Joint twins born under blockade in Yemen nearly three weeks ago died on Saturday following an escape attempt that could save lives.
In a statement issued by the Houthi-run Saba newspaper, the Ministry of Health said the twins' deaths reflected the humanitarian situation facing Yemen's children following the war.
The difficult situation of boys and the proliferation of international media they have generated have highlighted the war policies in Yemen and their human costs.
Abdelkhaleq and Abdelkarim were born in Sanaa, a city controlled by the Houthis, in a hospital so under-equipped after years of bombing and blockades imposed by the Saudi-led coalition to allow doctors to perform an MRI.
The doctors of the twins had requested that they be evacuated to a hospital equipped to give them a vital treatment.
"They must travel immediately and they will not be able to survive in Yemen in the social, political and economic conditions of the country," said Dr. Faisal al-Balbali, head of the neonatal unit of the Algerian hospital.

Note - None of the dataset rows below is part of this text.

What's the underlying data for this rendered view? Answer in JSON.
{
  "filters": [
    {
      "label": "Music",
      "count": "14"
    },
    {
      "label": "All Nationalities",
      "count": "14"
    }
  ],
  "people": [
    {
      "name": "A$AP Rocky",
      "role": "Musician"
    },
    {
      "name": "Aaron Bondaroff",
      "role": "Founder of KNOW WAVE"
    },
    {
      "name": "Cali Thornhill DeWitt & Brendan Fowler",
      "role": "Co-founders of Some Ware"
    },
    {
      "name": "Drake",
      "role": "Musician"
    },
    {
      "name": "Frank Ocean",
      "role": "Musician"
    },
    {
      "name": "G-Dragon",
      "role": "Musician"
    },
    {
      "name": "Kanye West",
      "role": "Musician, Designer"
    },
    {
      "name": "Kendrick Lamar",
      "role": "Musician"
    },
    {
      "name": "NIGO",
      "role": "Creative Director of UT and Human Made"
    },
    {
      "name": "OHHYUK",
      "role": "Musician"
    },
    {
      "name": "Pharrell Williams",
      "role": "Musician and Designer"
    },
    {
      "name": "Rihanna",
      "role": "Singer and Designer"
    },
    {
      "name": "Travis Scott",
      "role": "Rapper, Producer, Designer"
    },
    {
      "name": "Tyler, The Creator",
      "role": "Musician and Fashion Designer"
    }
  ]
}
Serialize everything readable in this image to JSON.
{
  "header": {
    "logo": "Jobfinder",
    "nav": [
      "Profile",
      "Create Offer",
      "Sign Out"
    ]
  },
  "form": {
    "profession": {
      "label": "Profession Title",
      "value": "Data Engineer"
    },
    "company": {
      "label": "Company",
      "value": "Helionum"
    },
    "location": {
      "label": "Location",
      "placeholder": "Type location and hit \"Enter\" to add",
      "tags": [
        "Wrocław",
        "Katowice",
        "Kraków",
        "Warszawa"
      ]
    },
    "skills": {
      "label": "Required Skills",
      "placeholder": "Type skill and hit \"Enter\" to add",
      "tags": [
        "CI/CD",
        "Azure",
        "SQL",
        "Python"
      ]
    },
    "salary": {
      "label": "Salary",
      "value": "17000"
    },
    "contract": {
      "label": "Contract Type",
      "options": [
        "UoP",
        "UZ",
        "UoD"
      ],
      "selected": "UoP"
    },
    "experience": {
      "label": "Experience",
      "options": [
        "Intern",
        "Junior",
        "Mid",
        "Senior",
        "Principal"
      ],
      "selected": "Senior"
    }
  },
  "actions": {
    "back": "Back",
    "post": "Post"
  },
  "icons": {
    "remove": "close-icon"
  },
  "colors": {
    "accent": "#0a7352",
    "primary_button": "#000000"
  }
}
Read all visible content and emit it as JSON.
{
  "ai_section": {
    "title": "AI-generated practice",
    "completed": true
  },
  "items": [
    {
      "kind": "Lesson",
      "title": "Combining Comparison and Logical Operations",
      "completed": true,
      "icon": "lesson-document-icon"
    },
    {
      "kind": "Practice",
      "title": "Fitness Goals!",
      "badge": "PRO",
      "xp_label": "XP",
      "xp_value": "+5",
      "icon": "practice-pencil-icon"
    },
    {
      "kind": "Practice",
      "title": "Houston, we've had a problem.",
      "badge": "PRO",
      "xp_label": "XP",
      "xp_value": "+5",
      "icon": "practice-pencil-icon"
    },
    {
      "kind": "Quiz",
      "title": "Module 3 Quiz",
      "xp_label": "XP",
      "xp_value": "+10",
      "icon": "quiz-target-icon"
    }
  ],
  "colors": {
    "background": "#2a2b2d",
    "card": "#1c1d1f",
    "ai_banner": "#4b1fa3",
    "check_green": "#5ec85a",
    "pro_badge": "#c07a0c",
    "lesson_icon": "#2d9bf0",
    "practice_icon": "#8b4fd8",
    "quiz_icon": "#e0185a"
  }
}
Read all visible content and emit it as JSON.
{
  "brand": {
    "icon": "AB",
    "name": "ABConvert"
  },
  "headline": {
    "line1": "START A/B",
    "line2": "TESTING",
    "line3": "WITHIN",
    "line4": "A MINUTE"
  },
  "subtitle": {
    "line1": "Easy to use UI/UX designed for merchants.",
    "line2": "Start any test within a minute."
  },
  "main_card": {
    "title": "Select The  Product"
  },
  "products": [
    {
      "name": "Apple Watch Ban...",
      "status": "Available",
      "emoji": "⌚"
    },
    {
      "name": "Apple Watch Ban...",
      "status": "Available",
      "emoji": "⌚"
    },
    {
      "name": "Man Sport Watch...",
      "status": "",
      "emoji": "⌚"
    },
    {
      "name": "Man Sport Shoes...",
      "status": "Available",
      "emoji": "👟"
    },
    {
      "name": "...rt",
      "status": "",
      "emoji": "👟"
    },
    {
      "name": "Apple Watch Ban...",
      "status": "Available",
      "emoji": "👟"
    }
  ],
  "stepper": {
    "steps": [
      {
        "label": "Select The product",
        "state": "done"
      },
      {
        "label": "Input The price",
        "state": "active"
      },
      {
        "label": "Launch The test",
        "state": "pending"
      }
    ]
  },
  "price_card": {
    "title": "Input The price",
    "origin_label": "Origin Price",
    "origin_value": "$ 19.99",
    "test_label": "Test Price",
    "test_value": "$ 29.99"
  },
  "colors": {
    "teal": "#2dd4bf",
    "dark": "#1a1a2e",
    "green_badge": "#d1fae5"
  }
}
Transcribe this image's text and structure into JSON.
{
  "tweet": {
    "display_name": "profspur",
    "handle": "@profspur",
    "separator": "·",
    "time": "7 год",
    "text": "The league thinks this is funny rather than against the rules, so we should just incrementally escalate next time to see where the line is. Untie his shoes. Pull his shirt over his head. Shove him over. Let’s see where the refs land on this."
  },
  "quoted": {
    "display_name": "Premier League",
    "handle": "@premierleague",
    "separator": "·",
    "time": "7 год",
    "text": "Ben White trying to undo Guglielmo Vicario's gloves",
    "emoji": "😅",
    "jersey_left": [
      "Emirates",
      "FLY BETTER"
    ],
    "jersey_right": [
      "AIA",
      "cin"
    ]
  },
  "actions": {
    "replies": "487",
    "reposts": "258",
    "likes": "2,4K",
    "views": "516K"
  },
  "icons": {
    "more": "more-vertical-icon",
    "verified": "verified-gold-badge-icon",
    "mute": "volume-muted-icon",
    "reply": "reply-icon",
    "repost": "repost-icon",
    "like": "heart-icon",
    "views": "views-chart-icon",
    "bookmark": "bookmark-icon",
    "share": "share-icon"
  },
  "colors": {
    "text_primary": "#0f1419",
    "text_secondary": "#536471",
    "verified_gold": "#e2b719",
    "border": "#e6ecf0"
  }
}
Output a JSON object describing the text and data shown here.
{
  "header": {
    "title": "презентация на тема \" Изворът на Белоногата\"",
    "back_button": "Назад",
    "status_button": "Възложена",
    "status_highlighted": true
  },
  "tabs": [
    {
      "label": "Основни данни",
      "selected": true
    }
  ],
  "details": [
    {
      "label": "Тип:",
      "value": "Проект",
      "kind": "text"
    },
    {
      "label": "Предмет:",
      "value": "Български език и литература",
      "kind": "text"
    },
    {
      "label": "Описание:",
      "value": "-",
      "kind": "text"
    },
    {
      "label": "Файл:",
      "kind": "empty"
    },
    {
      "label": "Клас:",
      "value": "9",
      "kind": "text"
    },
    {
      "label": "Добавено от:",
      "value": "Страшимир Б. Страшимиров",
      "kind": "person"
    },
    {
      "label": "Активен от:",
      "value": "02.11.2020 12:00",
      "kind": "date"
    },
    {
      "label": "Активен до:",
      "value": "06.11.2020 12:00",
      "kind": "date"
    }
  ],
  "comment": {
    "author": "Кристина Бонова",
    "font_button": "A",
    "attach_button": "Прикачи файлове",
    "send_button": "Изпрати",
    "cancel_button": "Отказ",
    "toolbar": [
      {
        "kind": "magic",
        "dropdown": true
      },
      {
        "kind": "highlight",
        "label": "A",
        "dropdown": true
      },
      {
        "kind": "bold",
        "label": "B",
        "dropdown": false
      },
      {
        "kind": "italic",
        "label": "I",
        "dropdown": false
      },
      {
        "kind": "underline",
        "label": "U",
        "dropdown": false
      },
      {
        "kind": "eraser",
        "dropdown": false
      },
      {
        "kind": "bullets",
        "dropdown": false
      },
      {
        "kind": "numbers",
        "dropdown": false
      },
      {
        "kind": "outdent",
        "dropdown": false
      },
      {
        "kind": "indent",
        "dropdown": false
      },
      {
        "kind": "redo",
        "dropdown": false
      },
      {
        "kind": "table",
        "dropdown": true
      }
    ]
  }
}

Thawra of Sanaa.
But Yemen's airspace is controlled by the Saudi coalition and, as a result of Houthi missile attacks on Saudi Arabia, no civilian flights have taken off from Sanaa since 2015. The only flights allowed at the entrance and at the exit are those operated by the UN.
Despite the offers of a Saudi organization, the King Salman Center for Relief and Humanitarian Assistance, to provide the necessary medical care, no way to get around the blockade has been found.
For nearly four years of war, Yemen has seen the country on the verge of starvation and its infrastructure destroyed, while Iranian-backed Houthi rebels fight the Saudi-led coalition that is targeting the country. to restore the government of Abd-Rabbu Mansour Hadi, ousted by the Houthis in 2014.
UN-led peace talks resumed in December 2018, aimed at implementing a ceasefire and military withdrawal in the Red Sea port city of Hodeidah, and reopening the border. Sana'a Airport.